*deep sigh*

So there's a seedling to name. Specifically, this one:

And I didn't come up with four name finalists, because it's the second to last Schlumbergera of the season and I'm tired and also trying to prepare for the 2016-17 Schlummies (scheduled for 19 July). I thought about bringing back Free Kesha3 as a descriptive (rather than imperative) name, because I'm happy for her, and I like her new song, but she's young enough that I can't be sure she won't turn into a terrible person someday. Young people become terrible old people all the time, after all. And I considered Love Is All Around (a.k.a. the theme song for The Mary Tyler Moore Show), but it seemed like that would be tempting a permanent MTM earworm, and I don't think I like the song quite that much.

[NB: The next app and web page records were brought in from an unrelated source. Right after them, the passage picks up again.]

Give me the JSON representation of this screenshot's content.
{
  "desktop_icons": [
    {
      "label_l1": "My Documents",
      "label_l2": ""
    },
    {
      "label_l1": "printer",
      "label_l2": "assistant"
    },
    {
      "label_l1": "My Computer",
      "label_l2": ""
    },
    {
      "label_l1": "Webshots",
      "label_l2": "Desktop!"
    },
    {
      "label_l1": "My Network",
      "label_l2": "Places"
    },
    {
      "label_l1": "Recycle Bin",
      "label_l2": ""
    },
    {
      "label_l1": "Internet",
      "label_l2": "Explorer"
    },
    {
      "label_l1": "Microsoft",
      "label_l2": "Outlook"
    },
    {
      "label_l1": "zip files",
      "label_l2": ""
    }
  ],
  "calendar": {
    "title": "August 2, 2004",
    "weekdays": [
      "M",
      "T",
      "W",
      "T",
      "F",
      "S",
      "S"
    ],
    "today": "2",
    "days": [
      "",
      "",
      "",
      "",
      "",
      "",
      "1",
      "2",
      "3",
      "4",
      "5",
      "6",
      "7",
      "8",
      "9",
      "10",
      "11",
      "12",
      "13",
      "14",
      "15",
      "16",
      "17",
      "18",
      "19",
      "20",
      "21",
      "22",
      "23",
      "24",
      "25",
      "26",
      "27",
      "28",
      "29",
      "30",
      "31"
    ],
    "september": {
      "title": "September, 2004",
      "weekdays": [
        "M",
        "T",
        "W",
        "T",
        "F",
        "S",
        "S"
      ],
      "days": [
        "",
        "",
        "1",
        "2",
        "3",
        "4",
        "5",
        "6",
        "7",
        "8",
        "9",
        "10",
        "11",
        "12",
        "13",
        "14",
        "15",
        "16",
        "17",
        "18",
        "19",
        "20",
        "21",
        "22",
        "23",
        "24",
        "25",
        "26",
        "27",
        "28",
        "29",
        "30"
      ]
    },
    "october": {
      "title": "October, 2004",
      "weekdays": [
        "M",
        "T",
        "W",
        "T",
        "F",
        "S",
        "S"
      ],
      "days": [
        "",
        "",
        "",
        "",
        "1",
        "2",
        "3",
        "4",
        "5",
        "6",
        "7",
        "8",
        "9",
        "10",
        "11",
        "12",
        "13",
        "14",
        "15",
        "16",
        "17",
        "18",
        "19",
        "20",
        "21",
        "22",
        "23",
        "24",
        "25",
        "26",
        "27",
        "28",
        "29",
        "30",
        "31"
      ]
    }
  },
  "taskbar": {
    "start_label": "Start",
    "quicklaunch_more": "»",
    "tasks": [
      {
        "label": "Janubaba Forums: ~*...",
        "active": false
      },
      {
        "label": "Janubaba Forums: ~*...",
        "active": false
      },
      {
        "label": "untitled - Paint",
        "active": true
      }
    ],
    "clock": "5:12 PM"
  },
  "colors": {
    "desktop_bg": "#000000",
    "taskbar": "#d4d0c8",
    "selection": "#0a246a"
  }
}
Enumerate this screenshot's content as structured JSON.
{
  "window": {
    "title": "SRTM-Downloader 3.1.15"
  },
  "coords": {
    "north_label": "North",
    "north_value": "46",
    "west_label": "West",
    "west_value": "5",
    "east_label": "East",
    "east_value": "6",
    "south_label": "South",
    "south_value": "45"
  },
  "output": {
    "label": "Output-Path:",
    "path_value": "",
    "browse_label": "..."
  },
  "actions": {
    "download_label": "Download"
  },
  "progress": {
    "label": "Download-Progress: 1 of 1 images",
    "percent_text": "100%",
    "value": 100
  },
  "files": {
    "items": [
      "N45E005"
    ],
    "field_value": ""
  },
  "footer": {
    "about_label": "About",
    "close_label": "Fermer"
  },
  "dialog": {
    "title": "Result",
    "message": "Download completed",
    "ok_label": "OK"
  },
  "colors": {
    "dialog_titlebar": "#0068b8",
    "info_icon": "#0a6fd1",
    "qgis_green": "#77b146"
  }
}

Eventually, I decided to pick one of the names that honor specific people who are/were personally important to me. It happens that this one will also get a song stuck in my head, but I don't think I'll mind nearly as much in this case, because I've become exceptionally attached to the song. The song is Tom Waits' "Time;" the seedling name is East Of East St. Louis.

Only one Schlumbergera left, and I think it's going to mirror the first one of the season (283A Migaloo), in that it's also white, and I'm fairly certain that I already have a name picked out. [Aaaaaand this might not be true either; there's a good-sized bud on seedling 142, in the basement, which I didn't notice until Monday night. It's going to be white also. -Mr. S.]


1 That photo is less dramatic than it could be, actually: not only was it taken on the fourth day of Japanese-beetle hunting, which in theory reduces the number of beetles even if it doesn't seem to make a difference in practice, but also it had rained the night before and I think a lot of beetles just hadn't felt brave enough to venture out yet. I've seen more beetles per leaf before, is what I'm saying.
2 All the more so because the Cannas weren't having a good year anyway. They got in the ground late, and then we didn't water during some dry spells when we should have been watering. Sheba's broken a few stems off at the base while chasing after tennis balls. The squirrels have dug up a few, and have taken to chewing the new leaves off before they unfurl: it's unclear what purpose this behavior might serve, but the husband says he's seen it.
I mean, who knows why squirrels do anything, really. I imagine one of the best things about being a squirrel is never having to explain yourself.
3 (previously considered for 211A Bruce Lee)


Unknown said...

Fortunately we don't have Japanese Beetles where I live in New Zealand so I can't give you any solid first-hand advice. But from a quick search I've found this helpful article: https://www.extension.umn.edu/garden/insects/find/japanese-beetles/
Looks like it's the perfect time to start applying granular insecticide to your lawn/turf areas with Imidacloprid. All the best!

mr_subjunctive said...


I've thought about imidacloprid, but there's no way to hit just the Japanese beetles with it, and I don't necessarily want to kill all insect life in the yard.

I'm kind of reluctant in general to use imidacloprid on anything outside at all, for fear of hitting non-target organisms (I figure plants that stay in the house are sort of excluded from the biosphere and therefore are okay), so using it on large areas of the yard is kind of a non-starter unless it's literally the only way. And even then, I'm not sure I could bring myself to do it.